Interface dataset entries
══════
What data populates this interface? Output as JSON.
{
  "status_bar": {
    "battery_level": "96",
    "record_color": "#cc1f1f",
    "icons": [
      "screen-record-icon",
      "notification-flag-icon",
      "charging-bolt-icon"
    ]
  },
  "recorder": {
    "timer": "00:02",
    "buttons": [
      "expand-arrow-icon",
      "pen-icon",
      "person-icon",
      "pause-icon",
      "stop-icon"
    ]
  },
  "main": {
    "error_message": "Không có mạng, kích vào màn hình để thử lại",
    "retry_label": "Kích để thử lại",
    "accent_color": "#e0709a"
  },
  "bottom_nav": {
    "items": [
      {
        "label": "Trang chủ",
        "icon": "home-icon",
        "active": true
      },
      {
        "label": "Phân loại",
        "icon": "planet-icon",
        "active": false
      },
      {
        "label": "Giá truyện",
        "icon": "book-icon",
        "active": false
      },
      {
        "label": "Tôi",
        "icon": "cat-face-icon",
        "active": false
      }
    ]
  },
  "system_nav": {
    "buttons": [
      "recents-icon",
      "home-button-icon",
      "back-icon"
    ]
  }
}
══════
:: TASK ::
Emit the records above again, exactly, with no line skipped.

:: RESULT ::
What data populates this interface? Output as JSON.
{
  "status_bar": {
    "battery_level": "96",
    "record_color": "#cc1f1f",
    "icons": [
      "screen-record-icon",
      "notification-flag-icon",
      "charging-bolt-icon"
    ]
  },
  "recorder": {
    "timer": "00:02",
    "buttons": [
      "expand-arrow-icon",
      "pen-icon",
      "person-icon",
      "pause-icon",
      "stop-icon"
    ]
  },
  "main": {
    "error_message": "Không có mạng, kích vào màn hình để thử lại",
    "retry_label": "Kích để thử lại",
    "accent_color": "#e0709a"
  },
  "bottom_nav": {
    "items": [
      {
        "label": "Trang chủ",
        "icon": "home-icon",
        "active": true
      },
      {
        "label": "Phân loại",
        "icon": "planet-icon",
        "active": false
      },
      {
        "label": "Giá truyện",
        "icon": "book-icon",
        "active": false
      },
      {
        "label": "Tôi",
        "icon": "cat-face-icon",
        "active": false
      }
    ]
  },
  "system_nav": {
    "buttons": [
      "recents-icon",
      "home-button-icon",
      "back-icon"
    ]
  }
}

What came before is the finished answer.